Public-school advocates decry charter schools for their adverse impact and financial drain on public schools. The Southern Poverty Law Center challenged the funding provisions of Mississippi's charter law and continues to appeal the lower court's ruling in the Mississippi Supreme Court. SPLC attorney Will Bardwell said the costs to JPS are only accelerating with time.
"In 2015-2016 the total cost of charter schools to JPS was a little over $1.8 million. Again, that's a lot, but it's not apocalyptic. But two years down the road, you've gone from $1.8 roughly to about $8 million—so you're getting pretty close to apocalyptic," Bardwell, who filed records requests to calculate his numbers, said.
"It's just not sustainable. There's no way that any school district, even the most well-funded school district, could take a $8 million hit and have it not have effects."
In the case of JPS, that number will increase in coming years as long as the four charters continue to add students. Smilow Collegiate has 230 kindergarten and first graders enrolled for this fall, RePublic's website shows, and it projects to have 900 students by 2025.
Bardwell says the school districts are getting hit twice, with underfunding from the state at the outset and then charter schools syphoning not only their per-pupil state funding but also their local tax dollars.
"In a district like JPS that is already underfunded, you don't have to be an expert to predict what is going to happen—what is already happening," he said.
Besides RePublic Schools, three locally formed organizations want to run charter schools in JPS beginning in 2019, letters of intent show. DeArchie Scott, a former public- then charter-school educator with 10 years of experience in DeSoto County and Memphis, wants to open Ambition Prep Charter School in west Jackson. Scott spent the last year touring dozens of charter schools around the country, documenting best practices.
"We're here because of the need—because two out of 10 students are acquiring the skills necessary for college success," Scott said, citing MDE assessment data from students in west Jackson.
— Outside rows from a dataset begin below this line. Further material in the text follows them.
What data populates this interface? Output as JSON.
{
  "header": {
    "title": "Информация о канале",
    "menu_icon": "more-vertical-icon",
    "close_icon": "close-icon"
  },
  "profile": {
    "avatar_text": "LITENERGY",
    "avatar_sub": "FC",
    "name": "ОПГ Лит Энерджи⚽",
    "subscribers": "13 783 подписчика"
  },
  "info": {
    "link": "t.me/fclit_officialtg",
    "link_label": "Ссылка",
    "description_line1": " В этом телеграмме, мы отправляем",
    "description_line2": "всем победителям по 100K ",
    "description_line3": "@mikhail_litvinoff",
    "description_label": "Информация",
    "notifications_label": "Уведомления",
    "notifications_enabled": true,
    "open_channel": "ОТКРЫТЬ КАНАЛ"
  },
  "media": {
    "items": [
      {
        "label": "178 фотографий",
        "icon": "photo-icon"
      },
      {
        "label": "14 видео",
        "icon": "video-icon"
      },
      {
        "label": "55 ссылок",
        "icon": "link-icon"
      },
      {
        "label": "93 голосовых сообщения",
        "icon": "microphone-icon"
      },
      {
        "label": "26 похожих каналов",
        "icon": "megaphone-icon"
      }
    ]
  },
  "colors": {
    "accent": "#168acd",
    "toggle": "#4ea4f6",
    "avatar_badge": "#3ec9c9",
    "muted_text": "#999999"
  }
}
A 2015 study from the Center for Research on Education Outcomes at Stanford University found that some urban charter-school students make greater gains than their peers at traditional public schools. The report, which did not look at Jackson's charters, maintains that charter schools increase student performance in urban areas.
While it is early to identify trends, charter schools in Jackson have so far posted "D" and "F" grades, not unlike some of the JPS schools that surround them. Bardwell said the larger body of research on academic performance in charter schools shows that charters perform at the same level as public schools.
Scott said his board has not acquired a building or location, noting that the authorization will come first.
Several education stakeholders are listed as proposed board members on the letter of intent for the school, including Elayne Anthony, dean of the JSU journalism department, and Laquala Coleman, the JSU dean of students.
Zikri Arslan, a Jackson State University chemistry professor, has applied as the board president of the Mississippi Information and Technology Schools to open a grades 5-12 school. The school would provide computer-science AP courses, the group's letter of intent letter says. No specific location is identified in the application.
Rep. Greg Holloway, D-Hazlehurst, who voted against the charter law in 2013, is listed as a board treasurer for the group. Arslan did not respond to calls at the number listed on the intent letter and emails for this story.
The fourth group looking to open another charter in Jackson is Success Prep Incorporated. Monesca Smith, who is listed as the founder, lists only one board member on her application. Success Prep would eventually serve all grades, the intent letter says. Groups who submitted intent letters to run charter schools must apply by May 8 to be considered in the 2019 application cycle. From there the Charter Authorizer Board evaluates all the applications and announces who can open new schools this fall.
Email reporter Arielle Dreher at firstname.lastname@example.org.